Last week Florida Governor Ron DeSantis vetoed SB 274, a bill that requires “the Department of Law Enforcement to expunge the nonjudicial arrest record of certain minors who have successfully completed a diversion program for any offense, rather than only a misdemeanor offense; authorizing a minor who successfully completes a diversion program for any offense, rather than only for a first-time misdemeanor offense, to lawfully deny or fail to acknowledge certain information, etc.”
Unanimously passing by the Republican-controlled Florida legislature, the bill allows a juvenile who completed a “diversion program” for any offense, including serious violent crimes, to have their arrest record wiped clean. It also does not contain any exceptions for repeat violent offenders.
Under current Florida law, people convicted of first-time misdemeanors are already eligible to apply for expungement.
The vote passed with no opposition, with the Senate voting 39 yes, 0 no, and 1 absence. The House brought similarly unanimous results, with 117 yes, 0 no, and 3 lawmakers absent.
“Anybody that sits back and tells you that we’re a model in the state of Florida – we’re a failure in the state of Florida, just like every other state that embarks on this measure,” said Sheriff Mike Chitwood, representing Florida’s Volusia County. “We’re not saying we don’t believe in a holistic approach to juvenile crime. Absolutely, positively. But when you got somebody who wants to do big-boy crimes or big-girl crimes, then treat them accordingly. Don’t try to mollycoddle them and pat them on the head and say if we hold hands and sing ‘Kumbaya’ we’re gonna change your behavior. It’s not going to happen. They laugh at us.” DeSantis explained why he went against his own party’s passed bill, focusing on the safety of Florida’s citizens.
“I have concerns that an unfettered [law] to expunge serious felonies, including sexual battery, from a juvenile’s record may have negative impacts on public safety,” DeSantis said in his veto letter.

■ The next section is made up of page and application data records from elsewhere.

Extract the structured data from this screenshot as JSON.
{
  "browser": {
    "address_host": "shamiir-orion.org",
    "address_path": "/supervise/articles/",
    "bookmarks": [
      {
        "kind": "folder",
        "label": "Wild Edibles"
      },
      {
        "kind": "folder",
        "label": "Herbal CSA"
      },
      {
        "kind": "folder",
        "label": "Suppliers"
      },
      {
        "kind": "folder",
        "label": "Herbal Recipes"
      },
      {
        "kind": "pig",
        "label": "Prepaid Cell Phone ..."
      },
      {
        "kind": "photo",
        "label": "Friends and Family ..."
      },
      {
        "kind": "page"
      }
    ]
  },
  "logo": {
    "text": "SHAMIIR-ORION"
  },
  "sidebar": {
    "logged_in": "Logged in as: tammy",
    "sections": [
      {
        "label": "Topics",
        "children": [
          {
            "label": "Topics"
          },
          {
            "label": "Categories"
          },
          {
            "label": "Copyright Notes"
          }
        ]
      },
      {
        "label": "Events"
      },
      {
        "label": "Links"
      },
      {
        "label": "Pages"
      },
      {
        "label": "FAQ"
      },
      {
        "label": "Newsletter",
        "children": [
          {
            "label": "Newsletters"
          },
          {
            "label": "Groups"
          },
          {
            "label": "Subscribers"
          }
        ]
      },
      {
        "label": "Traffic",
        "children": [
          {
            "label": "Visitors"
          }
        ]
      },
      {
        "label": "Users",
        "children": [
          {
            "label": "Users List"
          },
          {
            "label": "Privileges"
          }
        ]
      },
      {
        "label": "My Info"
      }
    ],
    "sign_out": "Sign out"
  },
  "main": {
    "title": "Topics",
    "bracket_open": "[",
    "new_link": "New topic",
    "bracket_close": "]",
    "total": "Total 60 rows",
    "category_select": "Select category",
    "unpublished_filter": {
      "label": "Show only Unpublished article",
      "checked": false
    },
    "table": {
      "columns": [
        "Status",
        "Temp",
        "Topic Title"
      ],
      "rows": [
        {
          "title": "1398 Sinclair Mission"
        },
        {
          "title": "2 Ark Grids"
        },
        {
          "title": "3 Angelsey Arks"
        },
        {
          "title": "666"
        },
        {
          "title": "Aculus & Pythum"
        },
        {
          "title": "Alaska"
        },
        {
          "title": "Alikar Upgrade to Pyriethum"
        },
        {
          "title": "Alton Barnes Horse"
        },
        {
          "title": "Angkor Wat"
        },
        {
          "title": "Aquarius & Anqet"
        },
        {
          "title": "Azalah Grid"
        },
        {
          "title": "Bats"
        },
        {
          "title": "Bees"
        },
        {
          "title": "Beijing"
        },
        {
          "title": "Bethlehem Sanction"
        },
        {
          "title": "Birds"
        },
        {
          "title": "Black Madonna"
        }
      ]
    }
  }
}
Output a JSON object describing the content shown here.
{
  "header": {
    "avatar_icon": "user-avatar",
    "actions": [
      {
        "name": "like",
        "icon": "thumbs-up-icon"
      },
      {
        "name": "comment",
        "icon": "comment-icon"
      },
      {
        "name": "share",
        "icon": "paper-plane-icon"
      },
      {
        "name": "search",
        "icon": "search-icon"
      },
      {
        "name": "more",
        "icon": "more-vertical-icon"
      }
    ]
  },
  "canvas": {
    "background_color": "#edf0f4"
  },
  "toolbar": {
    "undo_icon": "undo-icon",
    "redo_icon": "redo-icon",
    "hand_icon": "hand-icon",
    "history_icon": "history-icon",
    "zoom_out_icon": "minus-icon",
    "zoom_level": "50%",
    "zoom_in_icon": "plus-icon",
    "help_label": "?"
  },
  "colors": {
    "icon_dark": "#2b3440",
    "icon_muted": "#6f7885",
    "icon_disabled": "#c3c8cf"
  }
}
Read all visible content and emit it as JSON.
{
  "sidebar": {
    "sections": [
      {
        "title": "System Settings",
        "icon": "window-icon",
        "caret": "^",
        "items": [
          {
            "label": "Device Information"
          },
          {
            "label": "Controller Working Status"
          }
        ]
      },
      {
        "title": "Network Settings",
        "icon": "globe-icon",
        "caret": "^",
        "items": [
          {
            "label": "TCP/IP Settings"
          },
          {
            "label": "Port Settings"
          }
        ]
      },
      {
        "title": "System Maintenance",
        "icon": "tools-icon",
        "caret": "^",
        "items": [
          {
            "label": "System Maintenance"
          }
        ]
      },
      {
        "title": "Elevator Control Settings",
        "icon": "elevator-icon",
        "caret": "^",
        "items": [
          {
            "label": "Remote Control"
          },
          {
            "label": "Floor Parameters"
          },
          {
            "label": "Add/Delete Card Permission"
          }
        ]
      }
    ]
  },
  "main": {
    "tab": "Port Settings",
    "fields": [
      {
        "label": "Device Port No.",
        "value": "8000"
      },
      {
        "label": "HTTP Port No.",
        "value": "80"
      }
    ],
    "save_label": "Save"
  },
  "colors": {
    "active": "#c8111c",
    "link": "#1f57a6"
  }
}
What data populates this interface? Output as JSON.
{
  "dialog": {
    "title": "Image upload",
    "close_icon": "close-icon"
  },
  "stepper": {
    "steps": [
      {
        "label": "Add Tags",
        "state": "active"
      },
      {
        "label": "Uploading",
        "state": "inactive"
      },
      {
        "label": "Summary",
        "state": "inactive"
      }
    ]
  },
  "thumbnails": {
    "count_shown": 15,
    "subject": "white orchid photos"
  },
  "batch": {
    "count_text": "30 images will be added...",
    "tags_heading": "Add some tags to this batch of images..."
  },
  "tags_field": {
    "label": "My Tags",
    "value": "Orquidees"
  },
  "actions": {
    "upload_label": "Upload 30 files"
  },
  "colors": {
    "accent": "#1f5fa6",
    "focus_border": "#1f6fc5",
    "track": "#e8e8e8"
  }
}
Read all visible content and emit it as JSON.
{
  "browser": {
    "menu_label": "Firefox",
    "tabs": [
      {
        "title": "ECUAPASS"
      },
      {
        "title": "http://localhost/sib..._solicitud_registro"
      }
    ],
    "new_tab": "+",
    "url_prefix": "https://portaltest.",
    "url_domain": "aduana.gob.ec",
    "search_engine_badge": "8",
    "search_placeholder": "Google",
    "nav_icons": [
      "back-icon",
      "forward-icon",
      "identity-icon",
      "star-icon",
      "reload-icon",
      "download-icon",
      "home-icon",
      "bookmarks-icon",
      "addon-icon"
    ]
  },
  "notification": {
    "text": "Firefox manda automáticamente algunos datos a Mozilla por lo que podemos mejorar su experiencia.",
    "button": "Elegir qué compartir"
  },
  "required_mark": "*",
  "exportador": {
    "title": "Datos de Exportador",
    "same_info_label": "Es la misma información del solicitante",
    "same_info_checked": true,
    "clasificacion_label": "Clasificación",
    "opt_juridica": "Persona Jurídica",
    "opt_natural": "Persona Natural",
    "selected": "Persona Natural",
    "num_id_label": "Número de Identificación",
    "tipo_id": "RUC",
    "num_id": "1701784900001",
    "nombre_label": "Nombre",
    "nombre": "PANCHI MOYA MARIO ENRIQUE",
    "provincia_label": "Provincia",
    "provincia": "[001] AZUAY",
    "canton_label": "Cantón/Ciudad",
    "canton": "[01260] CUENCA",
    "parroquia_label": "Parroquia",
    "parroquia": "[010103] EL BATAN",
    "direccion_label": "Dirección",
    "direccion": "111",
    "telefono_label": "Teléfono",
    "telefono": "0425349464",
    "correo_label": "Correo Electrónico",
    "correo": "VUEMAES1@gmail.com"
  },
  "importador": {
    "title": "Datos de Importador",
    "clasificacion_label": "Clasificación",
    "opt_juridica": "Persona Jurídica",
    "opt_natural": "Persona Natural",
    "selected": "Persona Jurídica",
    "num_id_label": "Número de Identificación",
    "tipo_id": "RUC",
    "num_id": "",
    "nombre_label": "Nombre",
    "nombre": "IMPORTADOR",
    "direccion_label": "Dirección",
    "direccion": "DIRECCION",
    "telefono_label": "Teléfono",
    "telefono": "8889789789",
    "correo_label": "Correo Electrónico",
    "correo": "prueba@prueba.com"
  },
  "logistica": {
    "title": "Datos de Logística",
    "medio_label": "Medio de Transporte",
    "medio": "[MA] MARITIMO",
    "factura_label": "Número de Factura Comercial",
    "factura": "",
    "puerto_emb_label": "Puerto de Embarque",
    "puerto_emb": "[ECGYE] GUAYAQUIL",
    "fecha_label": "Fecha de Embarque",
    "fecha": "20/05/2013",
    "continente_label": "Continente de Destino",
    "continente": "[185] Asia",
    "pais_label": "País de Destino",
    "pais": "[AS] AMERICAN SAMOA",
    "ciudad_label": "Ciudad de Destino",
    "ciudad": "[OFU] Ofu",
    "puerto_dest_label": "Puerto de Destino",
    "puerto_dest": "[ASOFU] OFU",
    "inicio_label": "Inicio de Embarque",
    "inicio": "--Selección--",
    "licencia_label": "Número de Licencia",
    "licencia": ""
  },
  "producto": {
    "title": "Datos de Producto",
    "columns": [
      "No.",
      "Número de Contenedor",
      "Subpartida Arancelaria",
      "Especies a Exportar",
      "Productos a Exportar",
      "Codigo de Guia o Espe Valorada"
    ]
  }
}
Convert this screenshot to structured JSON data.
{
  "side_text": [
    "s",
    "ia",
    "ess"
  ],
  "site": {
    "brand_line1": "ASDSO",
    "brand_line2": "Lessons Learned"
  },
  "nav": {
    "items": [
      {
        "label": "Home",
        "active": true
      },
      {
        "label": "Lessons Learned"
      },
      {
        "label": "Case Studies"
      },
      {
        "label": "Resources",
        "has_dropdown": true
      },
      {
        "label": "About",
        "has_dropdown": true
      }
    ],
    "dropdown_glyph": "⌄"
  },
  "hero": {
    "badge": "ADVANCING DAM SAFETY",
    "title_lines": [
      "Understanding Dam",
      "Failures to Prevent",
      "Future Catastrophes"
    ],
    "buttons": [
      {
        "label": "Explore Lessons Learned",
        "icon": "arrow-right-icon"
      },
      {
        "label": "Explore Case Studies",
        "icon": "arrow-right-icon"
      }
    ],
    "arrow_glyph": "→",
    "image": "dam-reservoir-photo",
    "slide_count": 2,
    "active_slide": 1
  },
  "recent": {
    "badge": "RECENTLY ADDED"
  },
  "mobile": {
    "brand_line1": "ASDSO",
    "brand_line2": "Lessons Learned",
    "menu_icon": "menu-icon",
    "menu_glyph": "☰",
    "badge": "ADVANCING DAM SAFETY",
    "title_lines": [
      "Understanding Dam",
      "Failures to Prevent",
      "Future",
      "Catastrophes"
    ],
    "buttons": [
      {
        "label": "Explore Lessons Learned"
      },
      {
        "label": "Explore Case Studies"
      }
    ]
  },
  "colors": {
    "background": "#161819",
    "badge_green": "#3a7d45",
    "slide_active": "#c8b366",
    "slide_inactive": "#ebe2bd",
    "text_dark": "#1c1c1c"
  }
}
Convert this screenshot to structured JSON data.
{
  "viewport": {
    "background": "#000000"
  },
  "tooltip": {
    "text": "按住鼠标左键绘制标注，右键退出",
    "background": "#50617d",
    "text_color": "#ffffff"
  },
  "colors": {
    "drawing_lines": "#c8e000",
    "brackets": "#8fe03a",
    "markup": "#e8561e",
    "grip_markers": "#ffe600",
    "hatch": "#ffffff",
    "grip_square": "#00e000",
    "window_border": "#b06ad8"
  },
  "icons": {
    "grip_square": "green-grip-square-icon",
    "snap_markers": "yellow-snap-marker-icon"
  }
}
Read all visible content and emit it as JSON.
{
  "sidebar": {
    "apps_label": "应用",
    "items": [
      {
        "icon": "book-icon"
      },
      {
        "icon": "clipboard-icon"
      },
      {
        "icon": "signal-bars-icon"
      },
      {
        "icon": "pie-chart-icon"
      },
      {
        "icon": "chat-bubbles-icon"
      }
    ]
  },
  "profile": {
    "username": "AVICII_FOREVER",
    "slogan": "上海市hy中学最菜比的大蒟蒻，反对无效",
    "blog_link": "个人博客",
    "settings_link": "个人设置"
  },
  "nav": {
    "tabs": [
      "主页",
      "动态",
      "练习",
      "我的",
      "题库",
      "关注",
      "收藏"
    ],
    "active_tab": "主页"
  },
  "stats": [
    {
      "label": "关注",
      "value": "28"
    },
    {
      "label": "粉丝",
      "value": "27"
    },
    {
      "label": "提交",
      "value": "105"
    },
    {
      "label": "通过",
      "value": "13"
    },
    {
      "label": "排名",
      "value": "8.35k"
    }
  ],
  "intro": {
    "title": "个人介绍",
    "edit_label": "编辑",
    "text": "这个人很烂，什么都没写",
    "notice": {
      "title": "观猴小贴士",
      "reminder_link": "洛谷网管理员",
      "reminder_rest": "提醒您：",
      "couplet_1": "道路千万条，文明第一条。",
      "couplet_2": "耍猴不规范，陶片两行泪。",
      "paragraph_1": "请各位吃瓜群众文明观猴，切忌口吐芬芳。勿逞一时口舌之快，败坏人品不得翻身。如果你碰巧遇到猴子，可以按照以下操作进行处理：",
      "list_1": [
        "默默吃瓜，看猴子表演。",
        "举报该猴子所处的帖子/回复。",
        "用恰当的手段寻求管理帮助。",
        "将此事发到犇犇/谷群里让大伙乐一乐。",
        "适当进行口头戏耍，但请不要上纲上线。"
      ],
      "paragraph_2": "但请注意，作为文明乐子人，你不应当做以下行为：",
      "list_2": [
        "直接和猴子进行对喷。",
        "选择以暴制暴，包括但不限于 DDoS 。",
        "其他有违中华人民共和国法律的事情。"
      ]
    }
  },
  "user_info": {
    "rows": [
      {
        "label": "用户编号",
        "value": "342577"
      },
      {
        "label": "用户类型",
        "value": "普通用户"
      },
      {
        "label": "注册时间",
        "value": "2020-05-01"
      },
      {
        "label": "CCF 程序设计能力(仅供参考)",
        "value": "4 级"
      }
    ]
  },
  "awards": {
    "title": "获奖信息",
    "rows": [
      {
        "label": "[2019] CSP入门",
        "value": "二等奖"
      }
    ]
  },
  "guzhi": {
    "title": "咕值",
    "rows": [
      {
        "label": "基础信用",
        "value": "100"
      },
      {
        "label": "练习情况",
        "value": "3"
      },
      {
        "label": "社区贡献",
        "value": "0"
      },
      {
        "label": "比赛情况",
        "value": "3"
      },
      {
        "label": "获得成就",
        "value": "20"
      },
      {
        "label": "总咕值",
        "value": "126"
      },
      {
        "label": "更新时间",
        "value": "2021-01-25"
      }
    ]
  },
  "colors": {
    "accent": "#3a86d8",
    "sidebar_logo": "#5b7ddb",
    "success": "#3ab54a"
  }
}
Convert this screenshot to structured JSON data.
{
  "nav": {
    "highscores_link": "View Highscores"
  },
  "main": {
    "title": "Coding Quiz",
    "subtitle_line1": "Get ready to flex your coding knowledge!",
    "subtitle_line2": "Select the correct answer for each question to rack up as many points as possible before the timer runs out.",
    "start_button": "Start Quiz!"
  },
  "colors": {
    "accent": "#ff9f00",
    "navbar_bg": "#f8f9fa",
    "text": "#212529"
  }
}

DeSantis has been known to stand tough on crime in the past, signing an ‘anti-riot’ bill into law this past April, which was passed by a much more divided Florida legislature of 23-17.